'''
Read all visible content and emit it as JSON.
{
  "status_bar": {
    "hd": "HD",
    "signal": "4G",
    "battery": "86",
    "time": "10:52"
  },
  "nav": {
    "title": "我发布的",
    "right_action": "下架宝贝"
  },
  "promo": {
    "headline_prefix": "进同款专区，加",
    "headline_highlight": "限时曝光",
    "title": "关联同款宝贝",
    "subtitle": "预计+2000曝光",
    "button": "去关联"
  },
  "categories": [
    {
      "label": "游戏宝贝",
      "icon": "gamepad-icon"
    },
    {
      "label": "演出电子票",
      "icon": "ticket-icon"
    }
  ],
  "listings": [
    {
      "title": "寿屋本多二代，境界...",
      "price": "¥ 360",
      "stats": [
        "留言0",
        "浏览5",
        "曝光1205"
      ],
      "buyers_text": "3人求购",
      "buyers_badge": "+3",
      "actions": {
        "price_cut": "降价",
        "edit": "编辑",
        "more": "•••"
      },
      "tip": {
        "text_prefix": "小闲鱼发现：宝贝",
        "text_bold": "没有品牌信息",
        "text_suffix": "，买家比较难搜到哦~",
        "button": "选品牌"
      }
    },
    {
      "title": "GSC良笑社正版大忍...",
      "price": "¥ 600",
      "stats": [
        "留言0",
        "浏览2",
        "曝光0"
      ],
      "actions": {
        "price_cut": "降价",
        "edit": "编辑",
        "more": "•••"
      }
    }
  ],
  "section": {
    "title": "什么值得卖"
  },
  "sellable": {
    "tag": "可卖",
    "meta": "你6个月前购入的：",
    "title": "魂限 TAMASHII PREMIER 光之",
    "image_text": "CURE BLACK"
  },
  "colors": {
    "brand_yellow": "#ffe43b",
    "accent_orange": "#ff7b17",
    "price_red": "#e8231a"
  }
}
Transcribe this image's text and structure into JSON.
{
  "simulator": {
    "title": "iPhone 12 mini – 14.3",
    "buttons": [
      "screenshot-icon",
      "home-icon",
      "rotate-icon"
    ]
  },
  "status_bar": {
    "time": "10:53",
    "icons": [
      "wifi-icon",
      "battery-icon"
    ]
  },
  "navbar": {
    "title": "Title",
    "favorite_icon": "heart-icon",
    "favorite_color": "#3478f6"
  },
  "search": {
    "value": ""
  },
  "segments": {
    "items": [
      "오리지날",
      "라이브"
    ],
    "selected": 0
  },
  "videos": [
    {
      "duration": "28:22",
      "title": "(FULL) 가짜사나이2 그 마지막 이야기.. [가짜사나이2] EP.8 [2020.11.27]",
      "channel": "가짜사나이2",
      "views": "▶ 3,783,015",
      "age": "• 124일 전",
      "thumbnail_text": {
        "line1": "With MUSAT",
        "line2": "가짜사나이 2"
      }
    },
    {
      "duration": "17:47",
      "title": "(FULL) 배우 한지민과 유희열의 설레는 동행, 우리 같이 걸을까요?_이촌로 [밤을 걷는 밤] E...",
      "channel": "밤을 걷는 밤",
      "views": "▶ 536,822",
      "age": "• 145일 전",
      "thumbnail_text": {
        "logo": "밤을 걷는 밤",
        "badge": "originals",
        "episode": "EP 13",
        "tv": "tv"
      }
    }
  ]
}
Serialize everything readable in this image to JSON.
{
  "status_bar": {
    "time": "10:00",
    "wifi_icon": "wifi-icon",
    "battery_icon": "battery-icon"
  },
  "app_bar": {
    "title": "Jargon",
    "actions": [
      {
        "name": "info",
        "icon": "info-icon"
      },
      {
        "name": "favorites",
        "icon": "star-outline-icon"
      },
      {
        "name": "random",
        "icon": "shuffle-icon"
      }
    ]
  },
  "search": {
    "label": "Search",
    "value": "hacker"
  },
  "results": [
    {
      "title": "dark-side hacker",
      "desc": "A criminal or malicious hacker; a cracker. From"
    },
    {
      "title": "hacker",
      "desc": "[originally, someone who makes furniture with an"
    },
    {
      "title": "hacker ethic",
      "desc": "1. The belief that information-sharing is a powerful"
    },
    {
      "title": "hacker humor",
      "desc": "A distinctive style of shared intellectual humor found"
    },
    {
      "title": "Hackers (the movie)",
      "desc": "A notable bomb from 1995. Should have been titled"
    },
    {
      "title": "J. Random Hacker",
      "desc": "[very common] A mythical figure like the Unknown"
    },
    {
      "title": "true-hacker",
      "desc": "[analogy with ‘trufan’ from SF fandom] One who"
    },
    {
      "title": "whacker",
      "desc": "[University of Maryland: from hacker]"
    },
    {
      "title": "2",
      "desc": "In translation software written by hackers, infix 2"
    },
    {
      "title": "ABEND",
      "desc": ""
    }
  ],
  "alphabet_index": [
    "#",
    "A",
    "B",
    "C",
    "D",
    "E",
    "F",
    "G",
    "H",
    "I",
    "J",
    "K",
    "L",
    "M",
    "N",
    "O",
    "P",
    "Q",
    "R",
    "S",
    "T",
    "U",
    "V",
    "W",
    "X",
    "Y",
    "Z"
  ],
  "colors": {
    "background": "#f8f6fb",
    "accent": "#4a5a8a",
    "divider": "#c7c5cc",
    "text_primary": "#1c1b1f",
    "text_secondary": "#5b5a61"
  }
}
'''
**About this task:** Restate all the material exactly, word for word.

**Result for this task:**
Read all visible content and emit it as JSON.
{
  "status_bar": {
    "hd": "HD",
    "signal": "4G",
    "battery": "86",
    "time": "10:52"
  },
  "nav": {
    "title": "我发布的",
    "right_action": "下架宝贝"
  },
  "promo": {
    "headline_prefix": "进同款专区，加",
    "headline_highlight": "限时曝光",
    "title": "关联同款宝贝",
    "subtitle": "预计+2000曝光",
    "button": "去关联"
  },
  "categories": [
    {
      "label": "游戏宝贝",
      "icon": "gamepad-icon"
    },
    {
      "label": "演出电子票",
      "icon": "ticket-icon"
    }
  ],
  "listings": [
    {
      "title": "寿屋本多二代，境界...",
      "price": "¥ 360",
      "stats": [
        "留言0",
        "浏览5",
        "曝光1205"
      ],
      "buyers_text": "3人求购",
      "buyers_badge": "+3",
      "actions": {
        "price_cut": "降价",
        "edit": "编辑",
        "more": "•••"
      },
      "tip": {
        "text_prefix": "小闲鱼发现：宝贝",
        "text_bold": "没有品牌信息",
        "text_suffix": "，买家比较难搜到哦~",
        "button": "选品牌"
      }
    },
    {
      "title": "GSC良笑社正版大忍...",
      "price": "¥ 600",
      "stats": [
        "留言0",
        "浏览2",
        "曝光0"
      ],
      "actions": {
        "price_cut": "降价",
        "edit": "编辑",
        "more": "•••"
      }
    }
  ],
  "section": {
    "title": "什么值得卖"
  },
  "sellable": {
    "tag": "可卖",
    "meta": "你6个月前购入的：",
    "title": "魂限 TAMASHII PREMIER 光之",
    "image_text": "CURE BLACK"
  },
  "colors": {
    "brand_yellow": "#ffe43b",
    "accent_orange": "#ff7b17",
    "price_red": "#e8231a"
  }
}
Transcribe this image's text and structure into JSON.
{
  "simulator": {
    "title": "iPhone 12 mini – 14.3",
    "buttons": [
      "screenshot-icon",
      "home-icon",
      "rotate-icon"
    ]
  },
  "status_bar": {
    "time": "10:53",
    "icons": [
      "wifi-icon",
      "battery-icon"
    ]
  },
  "navbar": {
    "title": "Title",
    "favorite_icon": "heart-icon",
    "favorite_color": "#3478f6"
  },
  "search": {
    "value": ""
  },
  "segments": {
    "items": [
      "오리지날",
      "라이브"
    ],
    "selected": 0
  },
  "videos": [
    {
      "duration": "28:22",
      "title": "(FULL) 가짜사나이2 그 마지막 이야기.. [가짜사나이2] EP.8 [2020.11.27]",
      "channel": "가짜사나이2",
      "views": "▶ 3,783,015",
      "age": "• 124일 전",
      "thumbnail_text": {
        "line1": "With MUSAT",
        "line2": "가짜사나이 2"
      }
    },
    {
      "duration": "17:47",
      "title": "(FULL) 배우 한지민과 유희열의 설레는 동행, 우리 같이 걸을까요?_이촌로 [밤을 걷는 밤] E...",
      "channel": "밤을 걷는 밤",
      "views": "▶ 536,822",
      "age": "• 145일 전",
      "thumbnail_text": {
        "logo": "밤을 걷는 밤",
        "badge": "originals",
        "episode": "EP 13",
        "tv": "tv"
      }
    }
  ]
}
Serialize everything readable in this image to JSON.
{
  "status_bar": {
    "time": "10:00",
    "wifi_icon": "wifi-icon",
    "battery_icon": "battery-icon"
  },
  "app_bar": {
    "title": "Jargon",
    "actions": [
      {
        "name": "info",
        "icon": "info-icon"
      },
      {
        "name": "favorites",
        "icon": "star-outline-icon"
      },
      {
        "name": "random",
        "icon": "shuffle-icon"
      }
    ]
  },
  "search": {
    "label": "Search",
    "value": "hacker"
  },
  "results": [
    {
      "title": "dark-side hacker",
      "desc": "A criminal or malicious hacker; a cracker. From"
    },
    {
      "title": "hacker",
      "desc": "[originally, someone who makes furniture with an"
    },
    {
      "title": "hacker ethic",
      "desc": "1. The belief that information-sharing is a powerful"
    },
    {
      "title": "hacker humor",
      "desc": "A distinctive style of shared intellectual humor found"
    },
    {
      "title": "Hackers (the movie)",
      "desc": "A notable bomb from 1995. Should have been titled"
    },
    {
      "title": "J. Random Hacker",
      "desc": "[very common] A mythical figure like the Unknown"
    },
    {
      "title": "true-hacker",
      "desc": "[analogy with ‘trufan’ from SF fandom] One who"
    },
    {
      "title": "whacker",
      "desc": "[University of Maryland: from hacker]"
    },
    {
      "title": "2",
      "desc": "In translation software written by hackers, infix 2"
    },
    {
      "title": "ABEND",
      "desc": ""
    }
  ],
  "alphabet_index": [
    "#",
    "A",
    "B",
    "C",
    "D",
    "E",
    "F",
    "G",
    "H",
    "I",
    "J",
    "K",
    "L",
    "M",
    "N",
    "O",
    "P",
    "Q",
    "R",
    "S",
    "T",
    "U",
    "V",
    "W",
    "X",
    "Y",
    "Z"
  ],
  "colors": {
    "background": "#f8f6fb",
    "accent": "#4a5a8a",
    "divider": "#c7c5cc",
    "text_primary": "#1c1b1f",
    "text_secondary": "#5b5a61"
  }
}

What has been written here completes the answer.